Robert Bruce gives his take on the ideas and contributions made at the Roundtable event, ‘Towards Integrated Reporting: Communicating Value in the 21st Century’, held in London on the 15th December 2011. This was the last of some twenty roundtable events held around the world in 2011 on the way ahead for integrated reporting and coincided with the deadline for responses to the the International Integrated Reporting Council’s Discussion Paper on an integrated reporting framework.
If anyone wanted an example of the simple things that integrated reporting can do for organisations they would only have had to have listened to one minute of the London Roundtable. This was when Professor Mervyn King, the Chairman of the International Integrated Reporting Council, read out some brief comments from Vodacom, the South African subsidiary of Vodaphone, which has just produced its first report under the principles of integrated reporting. It had gone well. There had been enthusiasm. People said that they for the first time in ages they had actually been excited at producing the annual report. What they had done initially was form an integrated reporting committee with representatives from all the business streams in the company. And this was where the remarkable insight occurred. ‘Remarkably’, the comments concluded, ‘some of us had never sat around the same table before’.

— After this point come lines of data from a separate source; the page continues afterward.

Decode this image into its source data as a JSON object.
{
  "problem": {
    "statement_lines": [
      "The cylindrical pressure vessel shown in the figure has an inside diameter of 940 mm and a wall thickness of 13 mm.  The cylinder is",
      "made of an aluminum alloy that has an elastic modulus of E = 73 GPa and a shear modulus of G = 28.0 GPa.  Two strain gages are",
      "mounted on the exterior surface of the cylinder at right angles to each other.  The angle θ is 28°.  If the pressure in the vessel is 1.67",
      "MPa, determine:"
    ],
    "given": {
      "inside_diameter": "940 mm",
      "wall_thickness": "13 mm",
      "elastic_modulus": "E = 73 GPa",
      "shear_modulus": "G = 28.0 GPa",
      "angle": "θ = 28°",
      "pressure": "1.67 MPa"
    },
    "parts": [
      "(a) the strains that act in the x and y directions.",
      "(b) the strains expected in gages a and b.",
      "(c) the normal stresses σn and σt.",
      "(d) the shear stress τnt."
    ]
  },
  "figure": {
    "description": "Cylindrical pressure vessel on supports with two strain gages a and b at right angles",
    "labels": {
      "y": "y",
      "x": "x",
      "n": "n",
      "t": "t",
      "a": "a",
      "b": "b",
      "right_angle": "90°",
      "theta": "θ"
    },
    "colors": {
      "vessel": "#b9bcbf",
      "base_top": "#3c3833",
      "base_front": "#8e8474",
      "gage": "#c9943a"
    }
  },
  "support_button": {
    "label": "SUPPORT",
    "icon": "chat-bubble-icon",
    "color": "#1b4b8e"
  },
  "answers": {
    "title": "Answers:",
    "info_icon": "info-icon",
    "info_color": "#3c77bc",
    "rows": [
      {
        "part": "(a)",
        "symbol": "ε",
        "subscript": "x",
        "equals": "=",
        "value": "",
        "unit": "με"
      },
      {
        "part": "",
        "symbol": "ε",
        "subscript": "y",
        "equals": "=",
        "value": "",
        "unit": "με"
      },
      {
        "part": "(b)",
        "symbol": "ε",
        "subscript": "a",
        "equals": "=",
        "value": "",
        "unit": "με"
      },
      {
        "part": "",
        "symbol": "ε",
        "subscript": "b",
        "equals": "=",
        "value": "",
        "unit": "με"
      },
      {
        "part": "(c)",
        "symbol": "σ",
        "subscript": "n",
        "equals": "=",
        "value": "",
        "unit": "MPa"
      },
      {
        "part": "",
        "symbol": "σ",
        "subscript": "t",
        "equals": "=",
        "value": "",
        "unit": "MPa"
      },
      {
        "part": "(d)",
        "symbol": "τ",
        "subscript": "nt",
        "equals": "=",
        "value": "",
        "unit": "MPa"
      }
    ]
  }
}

That, in a nutshell, points to where the integrated reporting revolution is leading. The old days of the financial report being the closed zone of the accountants and the exclusion of much of the rest of the information which investors and users need are coming to a close. And this connecting up of people as well as the information came through in the roundtable discussions over and over again. ‘Companies’, said one member of the discussion, ‘have found that integrated reporting has broken down the silos. People started talking to each other. It begins to create integrated management thinking’.
And that brings more than just a greater collective understanding. It produces savings. The same person pointed to how several companies have started producing a simple 120 page report with a CD in the back. Lord Sharman, the Chairman of insurance giant Aviva, pointed to some of the savings it had made. ‘Our IT technology represents 40% of our energy bill’, he said. And, as a result of people being able to see clearly how impacts right across the organisation could be identified and acted upon, actions become obvious. ‘We recently saved £.5 million by implementing a very simple bit of technology to power down our computers at night’. That had come from the same process – a mixture of input from different teams connecting across the business.
But there was agreement that integrated reporting needs to reach out to more people across the business spectrum to enable its impact to touch the larger issues in business. Christy Wood, Chairman of the International Corporate Governance Network, pointed out that the analyst community was slow to move and tended to exhibit a herd mentality. The changes were coming, though she apologised for US business being further behind than most countries. But she pointed to some bright signs. CalPERS, the giant Californian pension fund, had recently run a workshop on the idea of incorporating environmental, social and governance factors into the investment process of all asset classes. ‘It is’ she said, ‘very important to communicate the idea that integrated reporting is mainstream’. Others pointed out that integrated reporting is now part of the South African Code of Responsibility. The trustees of pension funds are charged with the need to look at long-term sustainability. And, from January 1st 2012, trustees could be sued if they do not do this.
This seems to be emerging as another pressure to ensure that integrated reporting becomes mainstream. There is logic here, as Mervyn King made plain in his opening remarks. The existing financial reporting model, International Financial Reporting Standards, (IFRS), as he pointed out, is a rear-view mirror. There is nothing there to inform users about sustainable value creation. And that was the key. He suggested there were two great challenges in the world today – financial stability and sustained value creation by business. You couldn’t have one without the other.
A system of integrated reporting also answered much of the popular concern, as dramatised by the Occupy Wall Street movement and the St Paul’s Cathedral camp in the UK. ‘They are saying the operation of companies and society isn’t working’, he said. Integrated reporting enables business to show the outside world that they are operating as good corporate citizens. As Lord Sharman put it: ‘People don’t want more information. They want better information’.
Robert Bruce is a journalist and serves a Committee Member on The Prince’s Accounting for Sustainability Project (A4S).